I think there's already a stipend in place -- could be wrong there, but it's not much. In terms of a standard stipend that you propose, would it be the same across the board as in Akron is the same as Alabama? Do punters get paid the same as QBs? Starters the same as backups? And if that's the case, is it really fair that the backup punter at Southern Mississippi is making the same as a Heisman Trophy winner like Manziel, who has transformed A&M? 

 

Agree with your point on the backdoor system. There's no great solution IMO. The NCAA has become too big for it's own good.

 

In terms of your Michael Phelps example -- you do realize he didn't swim in college? The next Michael Phelps will likely follow the same path. Only reason this is a big problem in football is because there's no other option. Any other sport, they can go pro if I'm not mistaken -- sure you have to wait a year in the NBA, but you can play the D-League or overseas.


@levineps

#17 RampageBassoon

RampageBassoon

    Token Female Poster

  • Members
  • Pip
  • 662 posts

Posted 02 October 2013 - 10:55 PM

Agreed some sort of payment should be given and a stipend is the best way to go. In fact I'm also not entirely sure they don't receive stipends either. Although not really related at all, at UD music grad students get stipends but undergraduates do not. My brother didn't get a stipend playing college baseball but gets one now as a grad student assistant coach. Regardless, I do agree that it's quite unfair how much money schools , coaches, trainers, etc make off the athletes while the players have to walk such a straight and narrow line in terms of accepting any gifts or signing autographs.

#18 Oriole85

Oriole85

    HOF

  • Members
  • PipPipPipPipPip
  • 26,321 posts
  • LocationNorthern VA

Posted 03 October 2013 - 09:03 AM

ESPN: Coach K backs NCAA changes

 

http://espn.go.com/m...ism-report-says


@levineps

#19 Oriole85

Oriole85

    HOF

  • Members
  • PipPipPipPipPip
  • 26,321 posts
  • LocationNorthern VA

Posted 03 October 2013 - 09:20 AM

ESPN: APU could spell trouble for NCAA

 

http://espn.go.com/c...ll-trouble-ncaa

 

Sure the top players would still get drafted if they had some kind of boycott, but it's the borderline draftable players and the ones who want to position themselves higher who stand to lose.

 

As Arizona kicker Jake Smith pointed out weeks ago when he added his name to the O'Bannon case, "If we [players] didn't exist, there would be no University of Arizona football team. There would be no Alabama Crimson Tide football team. There would be no Florida Gator football team. There would be no Texas A&M football team. ... Without us, there is no 'they.' "
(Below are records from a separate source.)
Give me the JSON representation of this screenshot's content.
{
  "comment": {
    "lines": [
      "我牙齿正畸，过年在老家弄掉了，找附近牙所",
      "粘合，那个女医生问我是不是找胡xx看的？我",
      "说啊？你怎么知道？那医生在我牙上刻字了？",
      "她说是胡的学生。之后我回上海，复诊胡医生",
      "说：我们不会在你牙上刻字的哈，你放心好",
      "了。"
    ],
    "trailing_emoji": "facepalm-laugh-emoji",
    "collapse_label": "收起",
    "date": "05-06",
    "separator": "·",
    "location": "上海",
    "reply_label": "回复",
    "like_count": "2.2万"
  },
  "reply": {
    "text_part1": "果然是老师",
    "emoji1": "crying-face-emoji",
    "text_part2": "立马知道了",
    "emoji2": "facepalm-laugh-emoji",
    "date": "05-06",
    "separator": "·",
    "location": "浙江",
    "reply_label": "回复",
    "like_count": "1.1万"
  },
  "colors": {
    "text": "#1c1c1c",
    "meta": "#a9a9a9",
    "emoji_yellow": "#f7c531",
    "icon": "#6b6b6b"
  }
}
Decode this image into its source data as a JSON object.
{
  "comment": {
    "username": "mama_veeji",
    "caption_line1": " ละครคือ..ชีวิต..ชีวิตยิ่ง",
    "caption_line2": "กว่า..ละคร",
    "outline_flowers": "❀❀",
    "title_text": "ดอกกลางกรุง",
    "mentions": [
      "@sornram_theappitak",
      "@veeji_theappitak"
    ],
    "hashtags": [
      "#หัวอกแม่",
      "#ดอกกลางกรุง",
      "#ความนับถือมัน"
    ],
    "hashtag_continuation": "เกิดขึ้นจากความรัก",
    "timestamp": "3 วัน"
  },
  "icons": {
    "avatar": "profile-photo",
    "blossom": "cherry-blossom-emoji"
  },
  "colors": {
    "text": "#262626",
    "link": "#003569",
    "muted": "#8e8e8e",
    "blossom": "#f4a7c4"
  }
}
Sort of like saying without employees Wal Mart wouldn't exist. He's right, but other athletes would be willing to play. Short of starting a players-owned minor league (since the NFL isn't likely starting a developmental league), they need each other. And like I said above, the greater good to get drafted so by boycotting they stand a lot to lose. And for the players who aren't getting drafted, their journey will be ending so they probably want to make the most of the college experience.


@levineps

#20 BSLMikeRandall

BSLMikeRandall

    Sr. Ravens Analyst

  • Members
  • PipPipPipPipPip
  • 20,500 posts

Posted 03 October 2013 - 11:07 AM

 
In terms of your Michael Phelps example -- you do realize he didn't swim in college? The next Michael Phelps will likely follow the same path. Only reason this is a big problem in football is because there's no other option. Any other sport, they can go pro if I'm not mistaken -- sure you have to wait a year in the NBA, but you can play the D-League or overseas.


I knew that about Phelps. Bad example I guess. Tiger Woods? Callaway or Titleist could endorse some great amatuer golfers.

I didn't know there was a stipend in place.
@BSLMikeRandall




0 user(s) are reading this topic

0 members, 0 guests, 0 anonymous users

Partners